  • Repealing the INDECOM Act and using that bud­get toward train­ing and equip­ping the police.
  • Go back to a polic­ing account­abil­i­ty mech­a­nism which has intel­li­gent actors on board who under­stand polic­ing, but they must also be free of per­son­al or oth­er agen­das.
  • Creating an edu­ca­tion Campaign, using Government medi­ums à la (JIS) on a con­tin­uüm, in help­ing in the fight against crime. One of the great­est prob­lems the police faces in enforc­ing the nation’s laws is the illit­er­a­cy yet high­ly opin­ion­at­ed nature of the pop­u­la­tion.

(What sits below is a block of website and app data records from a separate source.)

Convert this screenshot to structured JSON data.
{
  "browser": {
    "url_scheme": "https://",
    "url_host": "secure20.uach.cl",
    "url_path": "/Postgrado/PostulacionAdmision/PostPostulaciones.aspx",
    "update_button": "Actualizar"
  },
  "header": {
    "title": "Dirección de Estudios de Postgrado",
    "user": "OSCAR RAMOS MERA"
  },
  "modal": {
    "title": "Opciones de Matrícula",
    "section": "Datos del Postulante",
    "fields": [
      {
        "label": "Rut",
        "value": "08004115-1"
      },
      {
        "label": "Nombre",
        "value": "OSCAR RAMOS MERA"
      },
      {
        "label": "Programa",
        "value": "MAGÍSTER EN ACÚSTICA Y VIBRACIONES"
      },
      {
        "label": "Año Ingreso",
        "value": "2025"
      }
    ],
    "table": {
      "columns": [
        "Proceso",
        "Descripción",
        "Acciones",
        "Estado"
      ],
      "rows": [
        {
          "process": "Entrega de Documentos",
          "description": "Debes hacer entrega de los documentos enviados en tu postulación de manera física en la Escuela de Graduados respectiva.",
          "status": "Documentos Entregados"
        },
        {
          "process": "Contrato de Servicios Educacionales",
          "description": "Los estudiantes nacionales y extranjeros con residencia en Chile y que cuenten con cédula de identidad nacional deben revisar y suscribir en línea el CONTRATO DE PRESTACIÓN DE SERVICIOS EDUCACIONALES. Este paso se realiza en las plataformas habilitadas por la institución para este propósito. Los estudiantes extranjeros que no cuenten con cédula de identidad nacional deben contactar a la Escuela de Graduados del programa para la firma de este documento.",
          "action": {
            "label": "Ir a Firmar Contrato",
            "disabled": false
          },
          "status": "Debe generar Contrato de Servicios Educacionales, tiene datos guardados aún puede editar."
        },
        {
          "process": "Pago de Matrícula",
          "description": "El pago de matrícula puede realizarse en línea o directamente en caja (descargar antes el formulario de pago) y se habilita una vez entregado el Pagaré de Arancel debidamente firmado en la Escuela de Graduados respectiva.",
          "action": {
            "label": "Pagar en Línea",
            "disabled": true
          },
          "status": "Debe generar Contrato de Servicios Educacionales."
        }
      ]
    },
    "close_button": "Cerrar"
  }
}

  • This igno­rance has been left untend­ed for decades, and now we have gen­er­a­tions who actu­al­ly have no idea what their oblig­a­tions are, par­tic­u­lar­ly when deal­ing with law enforce­ment offi­cers

Mike Beckles is a for­mer Jamaican police Detective cor­po­ral, a busi­ness own­er, avid researcher, and blog­ger. 
He is a black achiev­er hon­oree, and pub­lish­er of the blog chatt​-​a​-box​.com. 
He also writes occa­sion­al­ly for the web­site Medium​.com.
You may sub­scribe to his blogs free of charge, or sub­scribe to his Youtube chan­nel for the lat­est pod­cast all free to you of course.